YOUR TASK:
Report every line of the records below that contains the word "Quick".
════════════════════
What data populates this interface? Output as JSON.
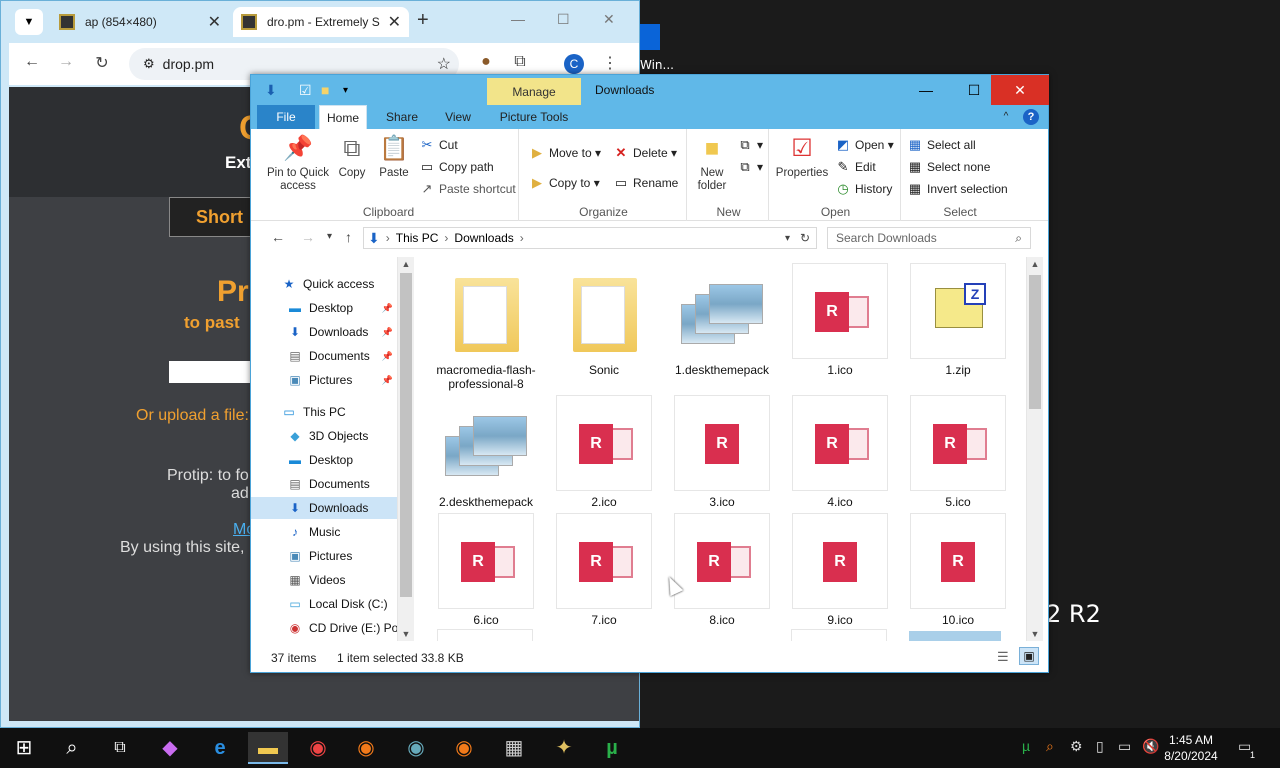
{
  "desktop": {
    "label_win": "Win...",
    "label_r2": "2 R2"
  },
  "chrome": {
    "tabs": [
      {
        "title": "ap (854×480)"
      },
      {
        "title": "dro.pm - Extremely S"
      }
    ],
    "new_tab": "+",
    "url": "drop.pm",
    "profile_initial": "C",
    "page": {
      "headline_fragment": "C",
      "sub_fragment": "Ext",
      "short_button": "Short",
      "promo_fragment": "Pr",
      "promo_sub_fragment": "to past",
      "upload_fragment": "Or upload a file:",
      "protip_fragment": "Protip: to fo",
      "protip_fragment2": "ad",
      "more_link_fragment": "Mo",
      "terms_fragment": "By using this site,"
    }
  },
  "explorer": {
    "title": "Downloads",
    "context_tab": "Manage",
    "window_controls": {
      "minimize": "—",
      "maximize": "☐",
      "close": "✕"
    },
    "tabs": {
      "file": "File",
      "home": "Home",
      "share": "Share",
      "view": "View",
      "picture_tools": "Picture Tools"
    },
    "ribbon": {
      "clipboard": {
        "label": "Clipboard",
        "pin": "Pin to Quick access",
        "copy": "Copy",
        "paste": "Paste",
        "cut": "Cut",
        "copy_path": "Copy path",
        "paste_shortcut": "Paste shortcut"
      },
      "organize": {
        "label": "Organize",
        "move_to": "Move to",
        "copy_to": "Copy to",
        "delete": "Delete",
        "rename": "Rename"
      },
      "new": {
        "label": "New",
        "new_folder": "New folder"
      },
      "open": {
        "label": "Open",
        "properties": "Properties",
        "open": "Open",
        "edit": "Edit",
        "history": "History"
      },
      "select": {
        "label": "Select",
        "select_all": "Select all",
        "select_none": "Select none",
        "invert": "Invert selection"
      }
    },
    "address": {
      "this_pc": "This PC",
      "downloads": "Downloads",
      "search_placeholder": "Search Downloads"
    },
    "nav": {
      "quick_access": "Quick access",
      "qa_desktop": "Desktop",
      "qa_downloads": "Downloads",
      "qa_documents": "Documents",
      "qa_pictures": "Pictures",
      "this_pc": "This PC",
      "objects3d": "3D Objects",
      "desktop": "Desktop",
      "documents": "Documents",
      "downloads": "Downloads",
      "music": "Music",
      "pictures": "Pictures",
      "videos": "Videos",
      "local_disk": "Local Disk (C:)",
      "cd_drive": "CD Drive (E:) Por"
    },
    "files": [
      {
        "name": "macromedia-flash-professional-8",
        "kind": "folder"
      },
      {
        "name": "Sonic",
        "kind": "folder"
      },
      {
        "name": "1.deskthemepack",
        "kind": "theme"
      },
      {
        "name": "1.ico",
        "kind": "ico"
      },
      {
        "name": "1.zip",
        "kind": "zip"
      },
      {
        "name": "2.deskthemepack",
        "kind": "theme"
      },
      {
        "name": "2.ico",
        "kind": "ico"
      },
      {
        "name": "3.ico",
        "kind": "ico-r"
      },
      {
        "name": "4.ico",
        "kind": "ico"
      },
      {
        "name": "5.ico",
        "kind": "ico"
      },
      {
        "name": "6.ico",
        "kind": "ico"
      },
      {
        "name": "7.ico",
        "kind": "ico"
      },
      {
        "name": "8.ico",
        "kind": "ico"
      },
      {
        "name": "9.ico",
        "kind": "ico-r"
      },
      {
        "name": "10.ico",
        "kind": "ico-r"
      }
    ],
    "status": {
      "items": "37 items",
      "selected": "1 item selected",
      "size": "33.8 KB"
    }
  },
  "taskbar": {
    "time": "1:45 AM",
    "date": "8/20/2024",
    "notification_count": "1"
  }
}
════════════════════
EXERCISE ANSWER:
        "pin": "Pin to Quick access",
      "quick_access": "Quick access",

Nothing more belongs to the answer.